▶ AIM OF THE TASK:
Scan the records below. Copy every line in which the word "this" appears.

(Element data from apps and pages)
○ ○ ○ ○
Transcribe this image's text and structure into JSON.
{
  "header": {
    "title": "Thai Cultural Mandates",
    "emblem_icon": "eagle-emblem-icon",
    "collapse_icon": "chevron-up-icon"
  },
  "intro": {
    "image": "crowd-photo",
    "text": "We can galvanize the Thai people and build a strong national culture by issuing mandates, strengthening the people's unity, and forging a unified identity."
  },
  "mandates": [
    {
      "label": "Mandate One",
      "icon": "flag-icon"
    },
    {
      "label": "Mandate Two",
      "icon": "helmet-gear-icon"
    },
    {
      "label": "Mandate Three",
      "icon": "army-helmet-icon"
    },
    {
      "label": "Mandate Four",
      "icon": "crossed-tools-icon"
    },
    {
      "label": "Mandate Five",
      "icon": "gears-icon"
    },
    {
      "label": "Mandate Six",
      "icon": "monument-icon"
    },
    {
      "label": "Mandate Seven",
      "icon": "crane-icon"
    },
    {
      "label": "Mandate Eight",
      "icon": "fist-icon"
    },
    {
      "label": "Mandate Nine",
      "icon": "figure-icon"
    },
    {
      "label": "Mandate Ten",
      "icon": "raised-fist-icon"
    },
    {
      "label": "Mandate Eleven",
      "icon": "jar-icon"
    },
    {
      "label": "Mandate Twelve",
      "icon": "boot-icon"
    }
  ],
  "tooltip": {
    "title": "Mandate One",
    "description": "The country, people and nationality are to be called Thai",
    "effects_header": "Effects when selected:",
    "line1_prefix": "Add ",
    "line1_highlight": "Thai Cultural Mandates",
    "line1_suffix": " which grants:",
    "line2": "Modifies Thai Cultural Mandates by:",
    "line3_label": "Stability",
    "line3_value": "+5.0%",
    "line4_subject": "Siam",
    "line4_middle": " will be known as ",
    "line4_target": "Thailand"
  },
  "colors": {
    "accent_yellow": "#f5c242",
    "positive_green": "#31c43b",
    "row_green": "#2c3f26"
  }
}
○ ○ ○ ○
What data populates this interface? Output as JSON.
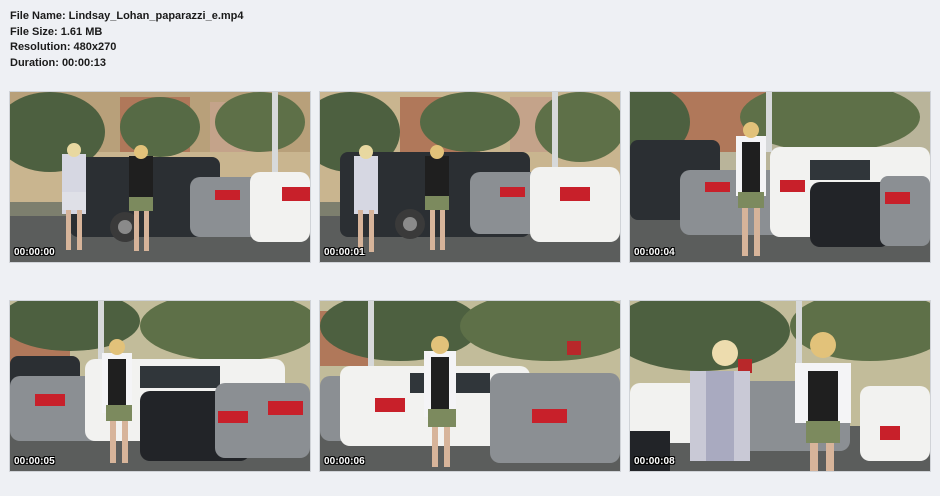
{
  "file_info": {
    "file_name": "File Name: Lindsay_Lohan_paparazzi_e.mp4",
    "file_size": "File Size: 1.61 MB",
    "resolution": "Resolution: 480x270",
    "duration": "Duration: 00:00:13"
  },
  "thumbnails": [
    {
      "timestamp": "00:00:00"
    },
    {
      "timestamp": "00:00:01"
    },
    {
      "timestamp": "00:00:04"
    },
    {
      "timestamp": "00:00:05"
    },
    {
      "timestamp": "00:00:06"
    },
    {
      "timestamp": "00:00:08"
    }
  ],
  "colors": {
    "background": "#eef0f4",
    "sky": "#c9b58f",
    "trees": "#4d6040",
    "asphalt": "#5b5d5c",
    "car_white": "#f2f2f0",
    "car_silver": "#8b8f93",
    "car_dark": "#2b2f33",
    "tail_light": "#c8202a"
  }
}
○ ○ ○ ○
▶ RESULT BELOW:
Transcribe this image's text and structure into JSON.
What data populates this interface? Output as JSON.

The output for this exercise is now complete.